Bargaining:  "Dear Senior Articles Editor for Very Highly Ranked Flagship Law Review that Has Never Published Anything Written by Anybody Who Has Ever Been on Our Faculty:  I was flattered when you asked me several months ago to be an unpaid peer reviewer for the article submitted by [deleted] and was happy to turn around thoughtful comments in fewer than 24 hours because you were on an expedite deadline.  I did point out at the time the irony of your calling me for a review when all of my submissions to your journal have been rejected within hours, if not minutes, of their submission. Nevertheless, I did do it for you in the appointed time.  As you may recall, you commented on my comments as 'fascinating,' 'insightful,' and 'extremely helpful to our board's consideration.'  I now have a new piece ready for submission, and am willing to give it to you for an exclusive review for two weeks."

Depression:  "Dear Professor:  Thank you for submitting your article to the Very Highly Ranked Flagship Law Review.  Even though I found it fascinating and insightful, I am afraid that we will not be able to consider it for inclusion.  We wish you the best of luck in your placement of the article.  We hope, however, that you consider the Very Highly Ranked Flagship Law Review for future submissions."

Anger:  "Ungrateful little shits."

Acceptance:  American Samoa Journal of Bible Studies and Blockchain Technology.

[I promise more serious advice in a future post.]

Posted by Jeff Lipshaw on August 16, 2018 at 10:45 AM in Getting a Job on the Law Teaching Market, Life of Law Schools, Lipshaw, Teaching Law | Permalink

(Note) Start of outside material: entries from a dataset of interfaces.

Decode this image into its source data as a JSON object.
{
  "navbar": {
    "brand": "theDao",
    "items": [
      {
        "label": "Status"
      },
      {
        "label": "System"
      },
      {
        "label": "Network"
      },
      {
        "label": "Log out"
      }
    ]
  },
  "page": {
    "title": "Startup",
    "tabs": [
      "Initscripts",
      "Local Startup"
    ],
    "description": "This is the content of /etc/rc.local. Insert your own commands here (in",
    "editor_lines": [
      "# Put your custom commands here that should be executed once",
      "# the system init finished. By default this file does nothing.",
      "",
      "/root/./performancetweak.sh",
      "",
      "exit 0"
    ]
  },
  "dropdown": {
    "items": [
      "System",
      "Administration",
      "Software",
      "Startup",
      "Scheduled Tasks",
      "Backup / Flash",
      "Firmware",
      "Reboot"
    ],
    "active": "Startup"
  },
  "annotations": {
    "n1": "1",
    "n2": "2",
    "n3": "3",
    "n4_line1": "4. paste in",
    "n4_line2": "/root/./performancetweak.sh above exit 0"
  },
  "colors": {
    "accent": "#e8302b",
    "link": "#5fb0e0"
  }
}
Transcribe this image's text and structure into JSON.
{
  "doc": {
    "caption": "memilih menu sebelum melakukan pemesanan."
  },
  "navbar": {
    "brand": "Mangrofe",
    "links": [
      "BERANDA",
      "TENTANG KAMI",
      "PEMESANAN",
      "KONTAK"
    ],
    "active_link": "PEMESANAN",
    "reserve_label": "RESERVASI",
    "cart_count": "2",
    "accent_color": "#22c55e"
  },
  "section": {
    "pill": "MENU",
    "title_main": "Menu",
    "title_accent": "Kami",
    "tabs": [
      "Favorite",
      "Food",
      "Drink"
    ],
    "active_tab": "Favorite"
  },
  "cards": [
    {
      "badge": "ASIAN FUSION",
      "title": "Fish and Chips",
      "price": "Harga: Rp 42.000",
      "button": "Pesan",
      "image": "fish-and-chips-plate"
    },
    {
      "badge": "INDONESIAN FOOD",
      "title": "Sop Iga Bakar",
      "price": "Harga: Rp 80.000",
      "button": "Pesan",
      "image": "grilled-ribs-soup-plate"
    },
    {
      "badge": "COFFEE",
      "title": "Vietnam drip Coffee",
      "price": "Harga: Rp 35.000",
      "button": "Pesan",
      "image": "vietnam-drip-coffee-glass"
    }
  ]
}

Brannon Denning and I wrote something on this topic about this back in the day, before Expresso and Scholastica. I'm impressed that you managed to get your article into the esteemed American Samoa Journal of Bible Studies and Blockchain Technology, as we had to publish at the Schech-Tech School of Law and Truck Driving Tertiary Law Journal. https://papers.ssrn.com/sol3/papers.cfm?abstract_id=796264

Posted by: Miriam A. Cherry | Aug 27, 2018 11:17:36 AM

Manifestly clear that 99% of rejections are not based on a review but rather factors such as: no time to review; was not expedited; journal filled with pieces from "connected" recommendations (this DOES happen Ill rec my review to take your paper and you do the same). I am also aware that peer reviewed journals also have problems such as EIC refusal to send to peer reviewers based upon personal/professional bias. The EICs are gatekeepers - if you do not get past them your paper will not be reviewed.
All in all both systems are faulty.

Posted by: Trump2020 | Aug 17, 2018 9:26:27 AM

You can't be serious: You got an acceptance from American Samoa Journal of Bible Studies and Blockchain Technology, they've only once acknowledged receiving my submissions. And I send a piece there at least once a year. It was a happy day when the administrative assistant deigned to send me an email, criticizing my even submitting because as he put it, "I don't stand a chance in hell." And you know what, he was right. It's good to receive sound advise.

Go man go! You'll want to frame this reprint. And to think that I've had the privilege of knowing you all these years.


Note: Private and confidential message, ye old work product privilege.

Posted by: Alexander Tsesis | Aug 16, 2018 3:20:50 PM

The comments to this entry are closed.